Check each line of the material below, and copy it if it holds the string "Intel".

++++++++++++++++++++

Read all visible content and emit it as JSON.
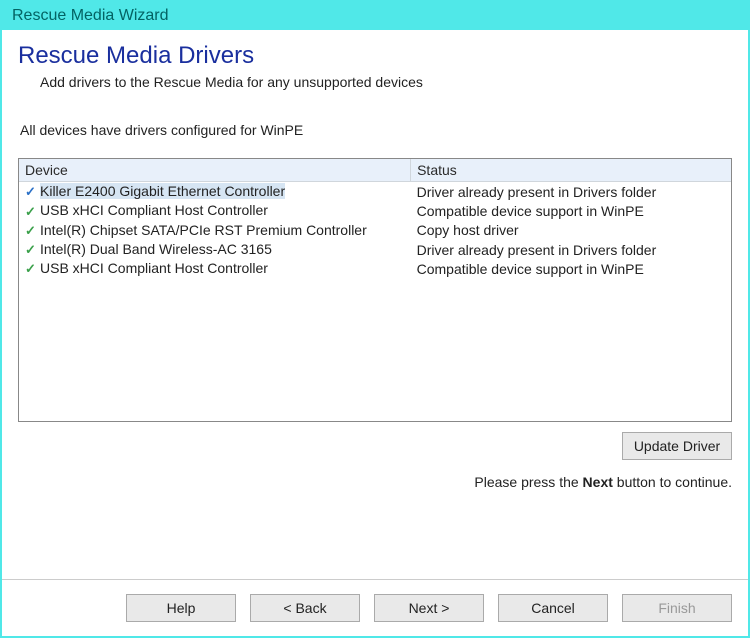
{
  "window": {
    "title": "Rescue Media Wizard"
  },
  "header": {
    "title": "Rescue Media Drivers",
    "subtitle": "Add drivers to the Rescue Media for any unsupported devices"
  },
  "status_line": "All devices have drivers configured for WinPE",
  "table": {
    "columns": {
      "device": "Device",
      "status": "Status"
    },
    "rows": [
      {
        "check": "blue",
        "device": "Killer E2400 Gigabit Ethernet Controller",
        "status": "Driver already present in Drivers folder",
        "selected": true
      },
      {
        "check": "green",
        "device": "USB xHCI Compliant Host Controller",
        "status": "Compatible device support in WinPE",
        "selected": false
      },
      {
        "check": "green",
        "device": "Intel(R) Chipset SATA/PCIe RST Premium Controller",
        "status": "Copy host driver",
        "selected": false
      },
      {
        "check": "green",
        "device": "Intel(R) Dual Band Wireless-AC 3165",
        "status": "Driver already present in Drivers folder",
        "selected": false
      },
      {
        "check": "green",
        "device": "USB xHCI Compliant Host Controller",
        "status": "Compatible device support in WinPE",
        "selected": false
      }
    ]
  },
  "buttons": {
    "update_driver": "Update Driver",
    "help": "Help",
    "back": "< Back",
    "next": "Next >",
    "cancel": "Cancel",
    "finish": "Finish"
  },
  "prompt": {
    "prefix": "Please press the ",
    "bold": "Next",
    "suffix": " button to continue."
  }
}
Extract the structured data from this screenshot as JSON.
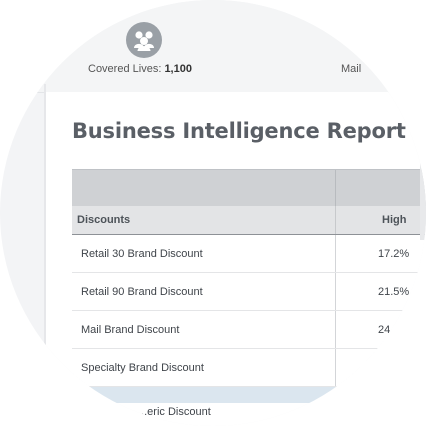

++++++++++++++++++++

### [EXERCISE ANSWER]
        "device": "Intel(R) Chipset SATA/PCIe RST Premium Controller",
        "device": "Intel(R) Dual Band Wireless-AC 3165",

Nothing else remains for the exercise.